(PROVIDED INFORMATION Opens)
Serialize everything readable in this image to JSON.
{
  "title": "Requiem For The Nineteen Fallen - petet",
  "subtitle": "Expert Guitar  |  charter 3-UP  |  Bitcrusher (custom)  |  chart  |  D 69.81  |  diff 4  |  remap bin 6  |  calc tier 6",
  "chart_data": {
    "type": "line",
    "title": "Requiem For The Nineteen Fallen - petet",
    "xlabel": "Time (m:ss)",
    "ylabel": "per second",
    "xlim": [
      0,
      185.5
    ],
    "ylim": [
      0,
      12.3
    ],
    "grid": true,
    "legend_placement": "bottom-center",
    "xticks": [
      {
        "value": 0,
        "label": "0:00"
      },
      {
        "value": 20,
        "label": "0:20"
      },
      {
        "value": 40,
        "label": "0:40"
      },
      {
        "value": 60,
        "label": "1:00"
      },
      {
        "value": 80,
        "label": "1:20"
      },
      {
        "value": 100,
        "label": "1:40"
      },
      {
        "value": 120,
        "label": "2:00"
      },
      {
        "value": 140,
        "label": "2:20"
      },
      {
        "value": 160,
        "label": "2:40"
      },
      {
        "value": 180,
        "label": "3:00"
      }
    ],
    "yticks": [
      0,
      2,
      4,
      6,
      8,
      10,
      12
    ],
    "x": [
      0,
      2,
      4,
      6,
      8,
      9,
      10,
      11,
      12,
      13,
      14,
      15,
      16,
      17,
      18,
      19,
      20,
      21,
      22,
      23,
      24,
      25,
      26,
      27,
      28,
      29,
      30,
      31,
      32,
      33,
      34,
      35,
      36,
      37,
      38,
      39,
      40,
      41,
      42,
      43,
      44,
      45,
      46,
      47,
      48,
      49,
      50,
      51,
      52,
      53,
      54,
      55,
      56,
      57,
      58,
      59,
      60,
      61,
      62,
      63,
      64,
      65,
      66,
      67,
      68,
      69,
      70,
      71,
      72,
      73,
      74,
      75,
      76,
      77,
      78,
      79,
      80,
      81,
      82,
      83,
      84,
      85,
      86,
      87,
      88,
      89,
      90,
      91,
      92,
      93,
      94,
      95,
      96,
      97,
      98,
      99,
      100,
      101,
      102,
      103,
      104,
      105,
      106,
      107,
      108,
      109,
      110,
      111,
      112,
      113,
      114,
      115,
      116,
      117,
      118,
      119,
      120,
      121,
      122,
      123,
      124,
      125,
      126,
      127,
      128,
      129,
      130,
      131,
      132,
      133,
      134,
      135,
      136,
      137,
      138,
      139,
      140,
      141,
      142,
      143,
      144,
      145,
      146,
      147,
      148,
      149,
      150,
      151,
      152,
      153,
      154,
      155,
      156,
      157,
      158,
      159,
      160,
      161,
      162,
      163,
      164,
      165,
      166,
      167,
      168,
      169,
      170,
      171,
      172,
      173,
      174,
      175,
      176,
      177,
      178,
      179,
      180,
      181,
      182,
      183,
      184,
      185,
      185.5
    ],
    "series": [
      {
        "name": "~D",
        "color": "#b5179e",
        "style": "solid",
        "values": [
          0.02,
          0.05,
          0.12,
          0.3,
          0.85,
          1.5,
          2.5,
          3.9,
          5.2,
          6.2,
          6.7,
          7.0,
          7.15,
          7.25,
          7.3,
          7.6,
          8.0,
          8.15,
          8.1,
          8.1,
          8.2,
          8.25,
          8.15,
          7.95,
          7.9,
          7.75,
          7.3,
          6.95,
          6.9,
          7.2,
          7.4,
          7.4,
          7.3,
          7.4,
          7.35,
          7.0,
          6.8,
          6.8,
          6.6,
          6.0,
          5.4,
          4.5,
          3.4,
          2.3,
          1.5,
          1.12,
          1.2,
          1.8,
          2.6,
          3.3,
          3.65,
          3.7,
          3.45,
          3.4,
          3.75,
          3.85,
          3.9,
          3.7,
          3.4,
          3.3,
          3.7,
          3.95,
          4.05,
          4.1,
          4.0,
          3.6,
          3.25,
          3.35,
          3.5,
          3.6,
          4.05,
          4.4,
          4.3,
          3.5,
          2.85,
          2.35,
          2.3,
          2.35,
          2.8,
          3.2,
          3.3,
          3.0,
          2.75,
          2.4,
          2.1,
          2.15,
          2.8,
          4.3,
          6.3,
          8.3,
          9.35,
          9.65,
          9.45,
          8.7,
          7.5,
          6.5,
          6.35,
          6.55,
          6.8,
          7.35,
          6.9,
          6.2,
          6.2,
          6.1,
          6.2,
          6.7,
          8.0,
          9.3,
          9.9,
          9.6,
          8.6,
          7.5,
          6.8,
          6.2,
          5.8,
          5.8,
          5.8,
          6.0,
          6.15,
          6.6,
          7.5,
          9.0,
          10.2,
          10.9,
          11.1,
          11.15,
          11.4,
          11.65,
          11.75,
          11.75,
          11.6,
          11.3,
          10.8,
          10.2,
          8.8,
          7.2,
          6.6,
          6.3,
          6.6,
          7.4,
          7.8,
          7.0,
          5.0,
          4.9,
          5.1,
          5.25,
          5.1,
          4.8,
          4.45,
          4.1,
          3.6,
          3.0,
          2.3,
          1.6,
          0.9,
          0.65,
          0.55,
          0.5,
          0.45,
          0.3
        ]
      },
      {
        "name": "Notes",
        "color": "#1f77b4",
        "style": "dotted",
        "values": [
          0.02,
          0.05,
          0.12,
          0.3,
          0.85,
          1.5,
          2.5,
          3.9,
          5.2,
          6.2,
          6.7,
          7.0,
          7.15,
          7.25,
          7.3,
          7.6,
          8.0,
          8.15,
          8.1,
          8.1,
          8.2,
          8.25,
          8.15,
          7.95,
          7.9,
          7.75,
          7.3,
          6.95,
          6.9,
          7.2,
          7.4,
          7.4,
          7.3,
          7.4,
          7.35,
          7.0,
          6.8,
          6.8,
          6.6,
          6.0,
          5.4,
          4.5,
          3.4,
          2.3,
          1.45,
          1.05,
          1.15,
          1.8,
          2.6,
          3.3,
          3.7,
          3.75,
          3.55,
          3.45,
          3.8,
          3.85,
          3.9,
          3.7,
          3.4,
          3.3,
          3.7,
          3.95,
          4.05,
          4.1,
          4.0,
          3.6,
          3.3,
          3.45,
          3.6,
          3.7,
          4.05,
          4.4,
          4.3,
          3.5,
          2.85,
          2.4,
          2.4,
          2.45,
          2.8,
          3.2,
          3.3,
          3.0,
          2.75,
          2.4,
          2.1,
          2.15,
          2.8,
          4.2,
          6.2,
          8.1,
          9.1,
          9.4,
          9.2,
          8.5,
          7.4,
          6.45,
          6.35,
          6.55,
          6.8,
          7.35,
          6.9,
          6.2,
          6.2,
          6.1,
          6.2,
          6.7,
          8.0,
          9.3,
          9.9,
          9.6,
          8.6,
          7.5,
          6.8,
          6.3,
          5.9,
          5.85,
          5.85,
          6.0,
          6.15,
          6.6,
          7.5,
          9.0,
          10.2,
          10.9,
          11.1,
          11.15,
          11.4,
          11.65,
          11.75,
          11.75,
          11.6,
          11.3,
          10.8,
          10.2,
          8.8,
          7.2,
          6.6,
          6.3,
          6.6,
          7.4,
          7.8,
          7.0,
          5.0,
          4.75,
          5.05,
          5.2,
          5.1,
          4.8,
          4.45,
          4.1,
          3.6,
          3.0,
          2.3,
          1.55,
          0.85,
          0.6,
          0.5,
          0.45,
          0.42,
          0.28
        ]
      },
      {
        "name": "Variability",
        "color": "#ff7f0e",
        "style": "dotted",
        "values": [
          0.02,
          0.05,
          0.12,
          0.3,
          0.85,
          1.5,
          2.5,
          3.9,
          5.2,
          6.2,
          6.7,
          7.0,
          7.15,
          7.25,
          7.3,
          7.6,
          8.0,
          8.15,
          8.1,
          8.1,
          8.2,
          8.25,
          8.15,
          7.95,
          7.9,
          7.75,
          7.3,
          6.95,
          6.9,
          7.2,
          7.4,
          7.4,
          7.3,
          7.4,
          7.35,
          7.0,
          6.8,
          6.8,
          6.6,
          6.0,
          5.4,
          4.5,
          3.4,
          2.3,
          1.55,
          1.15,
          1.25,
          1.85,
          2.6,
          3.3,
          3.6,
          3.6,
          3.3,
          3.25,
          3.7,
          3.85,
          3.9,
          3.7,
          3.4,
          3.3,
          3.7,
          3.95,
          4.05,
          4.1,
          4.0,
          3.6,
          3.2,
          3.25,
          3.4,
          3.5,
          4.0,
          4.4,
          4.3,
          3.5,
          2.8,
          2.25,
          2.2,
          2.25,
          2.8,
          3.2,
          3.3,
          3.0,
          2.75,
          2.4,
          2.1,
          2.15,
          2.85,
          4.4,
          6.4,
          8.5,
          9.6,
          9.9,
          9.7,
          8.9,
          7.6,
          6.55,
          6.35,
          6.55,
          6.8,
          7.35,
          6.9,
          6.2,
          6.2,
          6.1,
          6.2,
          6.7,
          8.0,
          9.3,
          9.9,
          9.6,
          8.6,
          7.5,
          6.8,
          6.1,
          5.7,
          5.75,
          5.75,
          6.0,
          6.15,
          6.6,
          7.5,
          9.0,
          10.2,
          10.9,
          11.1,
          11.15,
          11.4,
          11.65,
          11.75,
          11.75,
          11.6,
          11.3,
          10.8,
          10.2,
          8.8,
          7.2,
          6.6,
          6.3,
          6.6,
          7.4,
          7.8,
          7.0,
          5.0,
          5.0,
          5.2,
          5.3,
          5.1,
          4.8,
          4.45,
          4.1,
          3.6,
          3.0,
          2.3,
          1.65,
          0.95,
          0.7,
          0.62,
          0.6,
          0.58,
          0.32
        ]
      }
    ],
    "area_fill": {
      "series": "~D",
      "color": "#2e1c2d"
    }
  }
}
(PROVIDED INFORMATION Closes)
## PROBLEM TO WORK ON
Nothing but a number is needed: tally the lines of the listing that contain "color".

## RESULT
4